Tuesday night, I began having problems breathing again and chest pains. Andrew Watt, Courtney’s boyfriend, rushed me to the emergency room at St. Joseph’s. The attending physician determined from X-rays and a sonogram that I had excess fluid on my heart and very shallow blood pressure. He immediately began treating me with medication.
The next morning, after undergoing a barrage of more medical tests, I was advised that the two heart attacks that I endured (one while I was in transit via ambulance to the hospital and another after I arrived at the hospital) damaged “the front” of my heart. Dr. Peters prescribed higher dosages of medication to abate the fluid and concurrently changed me to a different regimen of blood thinners and beta-blockers, which are administered to “thin and purify” blood flowing through the heart and to regulate blood pressure. For the next 11 days, I stayed in the hospital’s progressive-care unit while a team of doctors, including my primary-care physician, Dr. Edward Hoffman, collaborated to regulate my blood pressure and other “peripheral” issues.

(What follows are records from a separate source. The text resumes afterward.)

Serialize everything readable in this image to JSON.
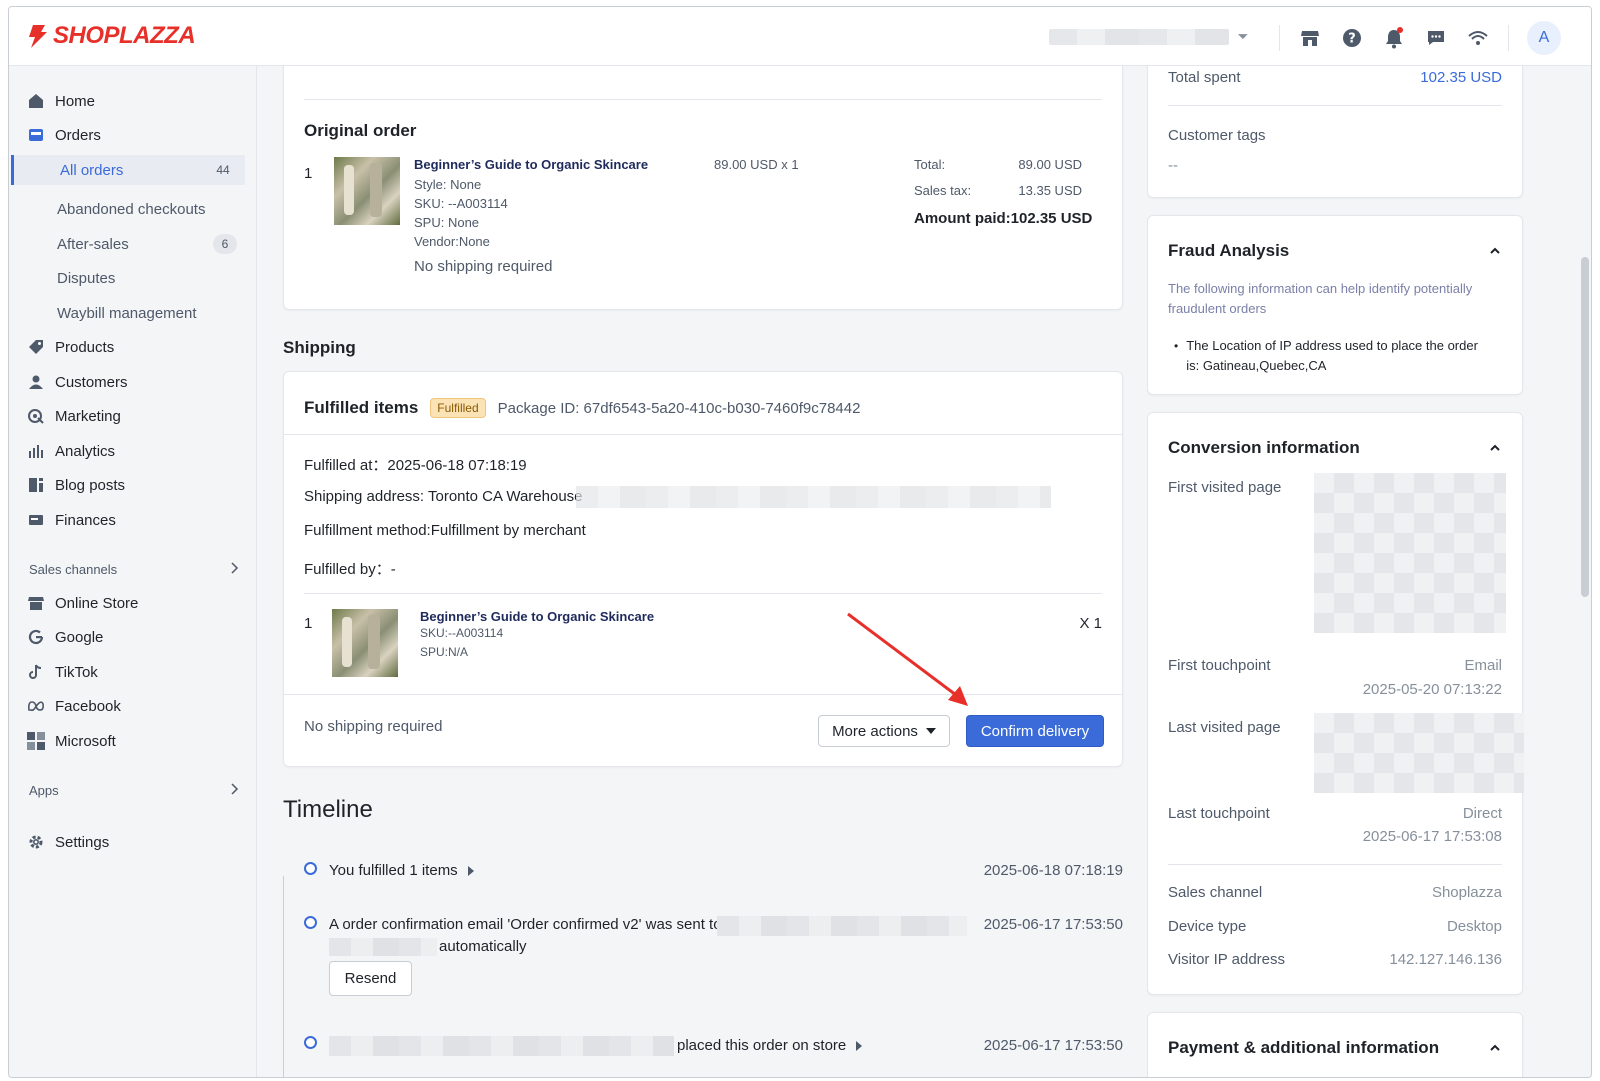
{
  "brand": {
    "logo_text": "SHOPLAZZA",
    "accent": "#e8302a",
    "primary": "#3a6bd9"
  },
  "topbar": {
    "avatar_letter": "A",
    "icons": [
      "store-icon",
      "help-icon",
      "bell-icon",
      "chat-icon",
      "wifi-icon"
    ]
  },
  "sidebar": {
    "home": "Home",
    "orders": "Orders",
    "all_orders": "All orders",
    "all_orders_count": "44",
    "abandoned": "Abandoned checkouts",
    "after_sales": "After-sales",
    "after_sales_count": "6",
    "disputes": "Disputes",
    "waybill": "Waybill management",
    "products": "Products",
    "customers": "Customers",
    "marketing": "Marketing",
    "analytics": "Analytics",
    "blog": "Blog posts",
    "finances": "Finances",
    "sales_channels": "Sales channels",
    "online_store": "Online Store",
    "google": "Google",
    "tiktok": "TikTok",
    "facebook": "Facebook",
    "microsoft": "Microsoft",
    "apps": "Apps",
    "settings": "Settings"
  },
  "original_order": {
    "title": "Original order",
    "index": "1",
    "product_name": "Beginner’s Guide to Organic Skincare",
    "style": "Style: None",
    "sku": "SKU: --A003114",
    "spu": "SPU: None",
    "vendor": "Vendor:None",
    "price_qty": "89.00 USD x 1",
    "total_label": "Total:",
    "total_value": "89.00 USD",
    "tax_label": "Sales tax:",
    "tax_value": "13.35 USD",
    "amount_paid": "Amount paid:102.35 USD",
    "shipping_note": "No shipping required"
  },
  "shipping": {
    "heading": "Shipping",
    "card_title": "Fulfilled items",
    "badge": "Fulfilled",
    "package_id": "Package ID: 67df6543-5a20-410c-b030-7460f9c78442",
    "fulfilled_at": "Fulfilled at：2025-06-18 07:18:19",
    "address": "Shipping address: Toronto CA Warehouse",
    "method": "Fulfillment method:Fulfillment by merchant",
    "fulfilled_by": "Fulfilled by：-",
    "item_index": "1",
    "item_name": "Beginner’s Guide to Organic Skincare",
    "item_sku": "SKU:--A003114",
    "item_spu": "SPU:N/A",
    "item_qty": "X 1",
    "footer_note": "No shipping required",
    "more_actions": "More actions",
    "confirm_delivery": "Confirm delivery"
  },
  "timeline": {
    "heading": "Timeline",
    "events": [
      {
        "text": "You fulfilled 1 items",
        "time": "2025-06-18 07:18:19"
      },
      {
        "text": "A order confirmation email 'Order confirmed v2' was sent to",
        "text2": "automatically",
        "time": "2025-06-17 17:53:50",
        "button": "Resend"
      },
      {
        "text": "placed this order on store",
        "time": "2025-06-17 17:53:50"
      }
    ]
  },
  "customer": {
    "total_spent_label": "Total spent",
    "total_spent_value": "102.35 USD",
    "tags_label": "Customer tags",
    "tags_value": "--"
  },
  "fraud": {
    "title": "Fraud Analysis",
    "desc": "The following information can help identify potentially fraudulent orders",
    "bullet": "The Location of IP address used to place the order is: Gatineau,Quebec,CA"
  },
  "conversion": {
    "title": "Conversion information",
    "first_visited": "First visited page",
    "first_touchpoint": "First touchpoint",
    "first_touchpoint_value": "Email",
    "first_touchpoint_time": "2025-05-20 07:13:22",
    "last_visited": "Last visited page",
    "last_touchpoint": "Last touchpoint",
    "last_touchpoint_value": "Direct",
    "last_touchpoint_time": "2025-06-17 17:53:08",
    "sales_channel": "Sales channel",
    "sales_channel_value": "Shoplazza",
    "device_type": "Device type",
    "device_type_value": "Desktop",
    "visitor_ip": "Visitor IP address",
    "visitor_ip_value": "142.127.146.136"
  },
  "payment": {
    "title": "Payment & additional information"
  }
}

Now, as I reflect on the events that befell me Dec. 26, I rejoice that Almighty God, who brought me from death to life, preordained everything that happened that day, thus once again calling me from death to life. As events unfolded that day, every step that I took along the way was charted for me. Not being able to pull over when I became overwrought with pain and fear was part of his plan, as were the angels he sent to my side to help me: Natalie Simmons, the young store clerk who, despite my disheveled appearance, immediately called 911 to send help; the young man, whose name I’ve not been able to find out but who was a good Samaritan, staying with me and trying to calm me amid my storm; EMS staff — Tracy Rogers, paramedic; Bob Heffley, EMT; and Joe Fineholtz, early responder and assistant fire chief of Midway’s fire department; all the emergency-room and cardiac-lab staff at St. Joseph’s Hospital; and “Doogie Howser”, Dr. Gary Elkin, who answered God’s call with his medical training and skills and genuine dedication to the medical profession.
To each, my family and I owe a debt of sincerest gratitude that can never be repaid.
We also are grateful to the scores of friends and other family members for the love and concern shown and expressed to us via visits, meals prepared, cards, phone calls and text, e-mail and Facebook messages. The outpouring of friendship and love has been most humbling and overwhelming.
My physicians had me take some time off work during my recovery. However, I have been constantly in touch with my staff and fulfilling my obligations as clerk of courts all along.
I am extremely proud of and grateful for my staff. They have been most concerned about and supportive of me throughout my recovery and have rallied hard to ensure that there was no interruption in the quality or quantity of services the clerk’s office provides. Once again, they have proven what I already knew: They are some of the most dedicated individuals working in any clerk’s office or government agency.
As I waited on the ambulance Dec. 26, I prayed and even cried out numerous times, “Help me, Lord, please help me.” He answered my prayers, although I must confess that, at the time, I was not sure that my prayers and his will for me were the same.
He has brought me again to life. I’m not sure why. However, I plan to keep my promise to him and Janelle by not squandering from here on one moment of the new life I have been given.
Wilkes is the Liberty County clerk of superior court and administrator for the county’s state, juvenile and magistrate courts.